WHAT YOU WILL DO —
Lines from the entries below that hold "unit" form the answer; copy all of them.

Interface dataset entries:
===============

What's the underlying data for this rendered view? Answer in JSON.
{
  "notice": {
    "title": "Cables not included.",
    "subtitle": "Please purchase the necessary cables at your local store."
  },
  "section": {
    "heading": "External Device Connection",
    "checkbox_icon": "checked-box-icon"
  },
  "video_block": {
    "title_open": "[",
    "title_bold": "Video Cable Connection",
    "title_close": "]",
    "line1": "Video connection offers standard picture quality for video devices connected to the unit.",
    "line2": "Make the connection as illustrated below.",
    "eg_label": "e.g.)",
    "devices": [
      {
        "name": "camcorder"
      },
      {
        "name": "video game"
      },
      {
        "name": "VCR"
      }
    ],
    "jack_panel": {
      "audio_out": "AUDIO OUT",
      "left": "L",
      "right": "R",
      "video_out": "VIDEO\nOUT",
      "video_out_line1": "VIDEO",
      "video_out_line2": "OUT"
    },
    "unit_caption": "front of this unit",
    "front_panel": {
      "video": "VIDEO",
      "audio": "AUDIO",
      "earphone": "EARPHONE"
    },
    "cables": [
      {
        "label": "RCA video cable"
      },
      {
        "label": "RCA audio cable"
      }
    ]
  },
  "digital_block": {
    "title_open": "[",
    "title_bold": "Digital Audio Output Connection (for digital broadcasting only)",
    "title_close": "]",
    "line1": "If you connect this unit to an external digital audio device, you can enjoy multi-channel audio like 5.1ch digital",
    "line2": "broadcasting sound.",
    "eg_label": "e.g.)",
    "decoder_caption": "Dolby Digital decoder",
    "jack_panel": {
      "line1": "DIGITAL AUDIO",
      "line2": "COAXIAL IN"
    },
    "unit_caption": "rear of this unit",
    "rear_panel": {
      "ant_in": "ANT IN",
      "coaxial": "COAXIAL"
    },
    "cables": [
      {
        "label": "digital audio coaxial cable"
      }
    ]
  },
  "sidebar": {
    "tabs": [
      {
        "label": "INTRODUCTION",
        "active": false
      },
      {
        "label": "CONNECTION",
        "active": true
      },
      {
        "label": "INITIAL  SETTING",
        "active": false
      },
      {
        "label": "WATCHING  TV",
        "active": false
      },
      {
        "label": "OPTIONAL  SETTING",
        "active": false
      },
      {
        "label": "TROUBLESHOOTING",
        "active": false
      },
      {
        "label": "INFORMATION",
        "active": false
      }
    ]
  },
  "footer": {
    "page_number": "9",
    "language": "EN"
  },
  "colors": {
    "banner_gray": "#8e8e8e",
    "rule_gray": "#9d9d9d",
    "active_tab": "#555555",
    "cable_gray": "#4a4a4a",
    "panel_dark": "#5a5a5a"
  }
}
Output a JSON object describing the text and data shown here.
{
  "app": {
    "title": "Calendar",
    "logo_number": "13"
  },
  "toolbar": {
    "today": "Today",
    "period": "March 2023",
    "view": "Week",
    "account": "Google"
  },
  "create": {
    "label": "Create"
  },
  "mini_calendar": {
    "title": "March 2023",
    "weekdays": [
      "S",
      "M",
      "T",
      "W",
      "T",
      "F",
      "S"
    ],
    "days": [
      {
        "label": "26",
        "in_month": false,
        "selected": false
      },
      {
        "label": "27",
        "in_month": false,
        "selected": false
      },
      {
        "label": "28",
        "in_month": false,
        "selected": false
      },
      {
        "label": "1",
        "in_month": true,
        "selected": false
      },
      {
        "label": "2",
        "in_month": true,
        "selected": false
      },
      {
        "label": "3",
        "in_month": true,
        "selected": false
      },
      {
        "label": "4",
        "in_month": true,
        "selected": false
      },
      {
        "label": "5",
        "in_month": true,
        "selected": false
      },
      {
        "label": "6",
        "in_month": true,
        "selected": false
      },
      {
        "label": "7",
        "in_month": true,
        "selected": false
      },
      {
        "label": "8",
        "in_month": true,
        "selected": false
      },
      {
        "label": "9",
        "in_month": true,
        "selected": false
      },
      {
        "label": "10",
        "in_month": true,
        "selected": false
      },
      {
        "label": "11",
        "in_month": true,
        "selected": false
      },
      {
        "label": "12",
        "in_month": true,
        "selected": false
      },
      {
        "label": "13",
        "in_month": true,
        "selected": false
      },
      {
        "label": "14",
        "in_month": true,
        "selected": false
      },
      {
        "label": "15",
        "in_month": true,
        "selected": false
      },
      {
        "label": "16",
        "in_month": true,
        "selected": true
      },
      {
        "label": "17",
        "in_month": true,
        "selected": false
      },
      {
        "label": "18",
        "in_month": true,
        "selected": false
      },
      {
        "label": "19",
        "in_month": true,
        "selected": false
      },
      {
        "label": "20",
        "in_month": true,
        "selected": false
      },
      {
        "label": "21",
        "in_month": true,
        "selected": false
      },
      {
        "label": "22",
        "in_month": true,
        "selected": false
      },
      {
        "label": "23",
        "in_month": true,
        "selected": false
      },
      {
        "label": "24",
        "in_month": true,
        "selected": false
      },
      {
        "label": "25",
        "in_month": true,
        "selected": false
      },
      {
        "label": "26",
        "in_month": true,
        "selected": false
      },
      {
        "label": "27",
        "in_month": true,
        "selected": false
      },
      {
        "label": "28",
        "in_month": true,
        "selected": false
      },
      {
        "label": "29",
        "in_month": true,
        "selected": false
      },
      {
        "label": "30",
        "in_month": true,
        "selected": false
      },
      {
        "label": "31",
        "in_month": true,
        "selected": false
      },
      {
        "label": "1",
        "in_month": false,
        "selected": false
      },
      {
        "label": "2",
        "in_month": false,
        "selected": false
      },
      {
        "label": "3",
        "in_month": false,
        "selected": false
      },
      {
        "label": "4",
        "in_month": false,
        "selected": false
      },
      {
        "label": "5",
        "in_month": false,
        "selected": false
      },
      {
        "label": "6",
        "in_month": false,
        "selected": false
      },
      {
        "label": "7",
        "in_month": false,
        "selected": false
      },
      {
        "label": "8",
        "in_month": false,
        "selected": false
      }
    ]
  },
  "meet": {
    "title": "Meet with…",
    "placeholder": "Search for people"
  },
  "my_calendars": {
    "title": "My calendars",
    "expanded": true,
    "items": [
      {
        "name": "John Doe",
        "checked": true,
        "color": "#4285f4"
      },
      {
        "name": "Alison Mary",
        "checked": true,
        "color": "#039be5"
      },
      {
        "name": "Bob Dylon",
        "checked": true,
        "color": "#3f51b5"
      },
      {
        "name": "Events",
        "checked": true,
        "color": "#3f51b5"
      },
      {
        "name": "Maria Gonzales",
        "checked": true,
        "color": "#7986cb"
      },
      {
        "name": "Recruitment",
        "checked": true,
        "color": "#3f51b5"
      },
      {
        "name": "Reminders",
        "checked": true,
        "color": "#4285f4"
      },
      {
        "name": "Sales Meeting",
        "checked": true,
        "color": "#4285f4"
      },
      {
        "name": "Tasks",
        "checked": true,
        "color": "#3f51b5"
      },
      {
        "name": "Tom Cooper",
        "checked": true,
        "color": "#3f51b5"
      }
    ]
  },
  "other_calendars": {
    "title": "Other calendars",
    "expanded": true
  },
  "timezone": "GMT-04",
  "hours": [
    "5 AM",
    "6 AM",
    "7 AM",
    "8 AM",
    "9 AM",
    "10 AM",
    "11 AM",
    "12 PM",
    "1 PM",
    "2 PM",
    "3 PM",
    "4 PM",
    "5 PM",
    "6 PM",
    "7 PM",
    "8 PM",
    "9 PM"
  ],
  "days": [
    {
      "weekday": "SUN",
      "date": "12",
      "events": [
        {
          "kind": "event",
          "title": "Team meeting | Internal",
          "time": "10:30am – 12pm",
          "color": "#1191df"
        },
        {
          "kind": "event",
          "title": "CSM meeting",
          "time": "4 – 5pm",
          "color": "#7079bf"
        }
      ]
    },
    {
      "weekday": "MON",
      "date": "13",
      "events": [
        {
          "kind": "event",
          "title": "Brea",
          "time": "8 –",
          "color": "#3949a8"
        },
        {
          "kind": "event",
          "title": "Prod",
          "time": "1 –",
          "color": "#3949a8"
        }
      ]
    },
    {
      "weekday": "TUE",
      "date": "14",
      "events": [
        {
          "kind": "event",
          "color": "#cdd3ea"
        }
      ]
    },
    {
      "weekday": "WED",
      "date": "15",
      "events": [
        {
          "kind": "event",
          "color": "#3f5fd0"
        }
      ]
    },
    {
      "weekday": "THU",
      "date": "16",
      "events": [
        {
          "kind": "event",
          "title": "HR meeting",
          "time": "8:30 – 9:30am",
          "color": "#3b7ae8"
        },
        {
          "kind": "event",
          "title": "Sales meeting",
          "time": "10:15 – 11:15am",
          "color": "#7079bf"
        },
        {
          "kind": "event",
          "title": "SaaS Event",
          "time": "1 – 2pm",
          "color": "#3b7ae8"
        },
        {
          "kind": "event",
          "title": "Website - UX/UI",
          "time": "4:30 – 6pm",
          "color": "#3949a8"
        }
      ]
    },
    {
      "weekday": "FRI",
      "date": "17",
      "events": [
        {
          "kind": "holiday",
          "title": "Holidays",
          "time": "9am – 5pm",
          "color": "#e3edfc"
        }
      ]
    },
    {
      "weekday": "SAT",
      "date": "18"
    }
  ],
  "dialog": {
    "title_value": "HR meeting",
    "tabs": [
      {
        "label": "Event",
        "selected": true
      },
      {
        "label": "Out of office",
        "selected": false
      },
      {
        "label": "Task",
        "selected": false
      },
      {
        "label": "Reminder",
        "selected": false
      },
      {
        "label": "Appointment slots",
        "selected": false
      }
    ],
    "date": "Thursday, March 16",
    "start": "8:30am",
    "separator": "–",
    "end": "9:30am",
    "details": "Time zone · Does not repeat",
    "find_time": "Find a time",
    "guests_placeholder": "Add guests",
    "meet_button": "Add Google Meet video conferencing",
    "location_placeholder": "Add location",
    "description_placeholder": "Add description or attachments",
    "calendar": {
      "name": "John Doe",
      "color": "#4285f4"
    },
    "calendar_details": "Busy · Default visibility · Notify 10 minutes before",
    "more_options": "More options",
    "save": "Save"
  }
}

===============

WORKED SOLUTION —
    "line1": "Video connection offers standard picture quality for video devices connected to the unit.",
    "unit_caption": "front of this unit",
    "line1": "If you connect this unit to an external digital audio device, you can enjoy multi-channel audio like 5.1ch digital",
    "unit_caption": "rear of this unit",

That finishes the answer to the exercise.